Collective Çukurcuma for Scandale Project.
What is Collective Çukurcuma? What was the main idea behind it?
Collective Çukurcuma is a non-profit art initiative based in Istanbul, Turkey. It was founded by us in 2015 and joined by Serhat Cacekli in 2017. The collective mainly focuses on collaborative thinking and creating processes through its reading group meetings (co-organized by Gökcan Demirkazık) and cross-national collaboration projects, and raises questions about the power of books and libraries through its curatorial projects and editorial work. Founded in response to a need for building a platform generating progressive dialogues and discussions on contemporary art, it aims to rebuild the nearly-forgotten ‘neighbor’ experience among the new generation through forming collaborations locally and internationally.

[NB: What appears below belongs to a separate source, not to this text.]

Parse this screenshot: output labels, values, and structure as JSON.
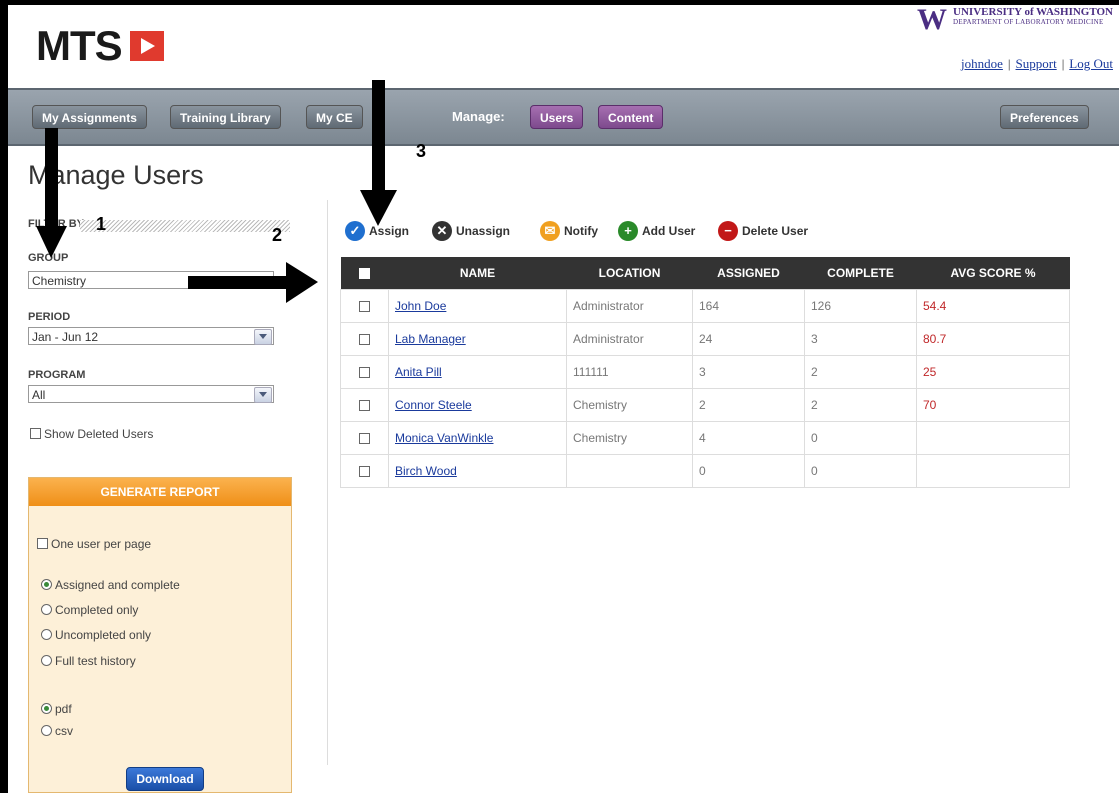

It’s really challenging to focus on books while it’s mostly a visual culture now, isn’t it ?
We do not agree. For us, there is something inexplicable about books and libraries. It is something felt when entering the dusty space of an old book repository—the story of humankind’s passion for knowledge, as well as the archives that allow such wealth to be passed on. We remain fascinated by the act of reaching into past experiences to layer them with present conditions, and even make predictions about the future. As humans, we keep on organizing, reading, interpreting, and then we create our own libraries with our own books.
What is your ideas about books and libraries? And how these ideas related with your current projects?
We both individually have a strong connection with books (digital, printed, hand-written, fictional, found, old, new…) and it is through this mutual interest that we are mainly focusing on the relation between libraries and contemporary art, mostly from curatorial point of view. We are asking the question: What could contemporary art theories, curatorial practices and exhibition designs learn from the idea of the library?
We also believe in the political power and revolutionary potential of books and libraries. Libraries play a significant role during times of collective resistance and protests for freedom. Recent examples of this are the library formed during the Gezi Park protests in Istanbul in 2013 — demonstrations contesting the urban development plan for Istanbul’s Taksim Gezi Park, to which police responded back with tear gas and water cannons — and the ‘Secret Library’ founded last year in Syria’s Darayya. Libraries and archives, particularly those in public spaces, provide free access to cultural heritage and information, and are essential for bringing people together to share knowledge. So how can we combine this power of libraries with contemporary art practices and exhibitions? We tend to work with scholars, artists, academics, researchers to get more diverse ideas and thoughts on this subject, that’s one of the main reasons why our exhibition/library House of Wisdom is travelling across different countries and raising questions.
What about having “collective” in your name?
We do not believe that it is possible to survive individually alone in the current socio-political atmosphere, we do believe in the power of collaborative thinking and creating processes, that is why we prefer to call it a collective.
What are your backgrounds?
Naz received her BA in Psychology and MA in Social Psychology focusing on cultural studies, both at Koç University (Istanbul). Mine received her BA in Philosophy in Istanbul University and MA (Certificate Program) in Philosophy of Arts & Aesthetics in Bologna University/ DAMS Faculty. Serhat received his BA in Maths & Physics at Koç University, and pursues his MA on art management at Yeditepe University. We believe this interdisciplinary approach adds a lot to our curatorial practice.
What is art for you?
We do not believe in static definitions in our age. We need dynamic and flexible definitions and structures, evolving and shifting through time. The same can be said for art. But for now, for us, art is what is crucial, essential and needed. Art is what makes us uniquely human yet significantly united. We believe we passed the definitions of “aesthetics, form, expression and representation” and arrived to a place where we seek to find the alternatives, the unknowns, the mystery and the urge to discover all at the same time. We need art more than ever.